*** Data listing ***
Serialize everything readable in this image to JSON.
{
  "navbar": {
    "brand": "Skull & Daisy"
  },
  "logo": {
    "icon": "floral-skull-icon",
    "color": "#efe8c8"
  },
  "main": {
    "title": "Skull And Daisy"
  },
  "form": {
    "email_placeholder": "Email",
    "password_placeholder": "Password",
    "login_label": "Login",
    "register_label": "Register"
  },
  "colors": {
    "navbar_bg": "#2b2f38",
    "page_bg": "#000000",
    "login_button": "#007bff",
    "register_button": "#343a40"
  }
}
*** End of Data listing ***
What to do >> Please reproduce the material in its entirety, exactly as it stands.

Reply to the task >>
Serialize everything readable in this image to JSON.
{
  "navbar": {
    "brand": "Skull & Daisy"
  },
  "logo": {
    "icon": "floral-skull-icon",
    "color": "#efe8c8"
  },
  "main": {
    "title": "Skull And Daisy"
  },
  "form": {
    "email_placeholder": "Email",
    "password_placeholder": "Password",
    "login_label": "Login",
    "register_label": "Register"
  },
  "colors": {
    "navbar_bg": "#2b2f38",
    "page_bg": "#000000",
    "login_button": "#007bff",
    "register_button": "#343a40"
  }
}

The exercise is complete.